Description of the task:
The string "timestamp" may appear in lines of the listing. Report each line where it does.

The records Start Marker

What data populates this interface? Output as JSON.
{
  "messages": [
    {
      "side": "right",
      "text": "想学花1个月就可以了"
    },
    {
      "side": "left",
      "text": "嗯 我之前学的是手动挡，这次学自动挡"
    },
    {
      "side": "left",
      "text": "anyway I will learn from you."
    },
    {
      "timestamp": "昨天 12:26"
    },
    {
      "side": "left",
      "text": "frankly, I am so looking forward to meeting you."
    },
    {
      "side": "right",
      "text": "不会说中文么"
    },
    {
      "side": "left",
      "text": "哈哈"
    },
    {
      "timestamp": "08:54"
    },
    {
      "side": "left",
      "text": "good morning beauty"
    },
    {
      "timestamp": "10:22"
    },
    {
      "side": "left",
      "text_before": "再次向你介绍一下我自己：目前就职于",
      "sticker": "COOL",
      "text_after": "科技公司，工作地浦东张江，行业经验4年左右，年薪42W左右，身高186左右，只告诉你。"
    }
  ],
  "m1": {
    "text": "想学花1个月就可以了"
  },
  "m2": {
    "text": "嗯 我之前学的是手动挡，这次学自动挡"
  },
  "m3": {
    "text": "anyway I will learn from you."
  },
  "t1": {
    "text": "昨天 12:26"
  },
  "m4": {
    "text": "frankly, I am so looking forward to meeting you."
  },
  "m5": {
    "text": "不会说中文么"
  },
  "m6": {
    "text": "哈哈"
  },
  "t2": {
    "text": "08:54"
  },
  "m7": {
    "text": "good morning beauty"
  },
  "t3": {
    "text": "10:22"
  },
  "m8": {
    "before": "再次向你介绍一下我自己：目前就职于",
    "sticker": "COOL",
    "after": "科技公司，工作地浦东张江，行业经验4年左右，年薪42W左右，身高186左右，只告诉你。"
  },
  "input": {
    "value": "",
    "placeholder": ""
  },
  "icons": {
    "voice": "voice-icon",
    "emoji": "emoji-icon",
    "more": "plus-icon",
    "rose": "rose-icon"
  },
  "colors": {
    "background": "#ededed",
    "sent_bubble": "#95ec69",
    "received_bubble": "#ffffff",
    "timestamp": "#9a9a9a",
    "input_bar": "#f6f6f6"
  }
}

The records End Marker

Problem solution:
      "timestamp": "昨天 12:26"
      "timestamp": "08:54"
      "timestamp": "10:22"
    "timestamp": "#9a9a9a",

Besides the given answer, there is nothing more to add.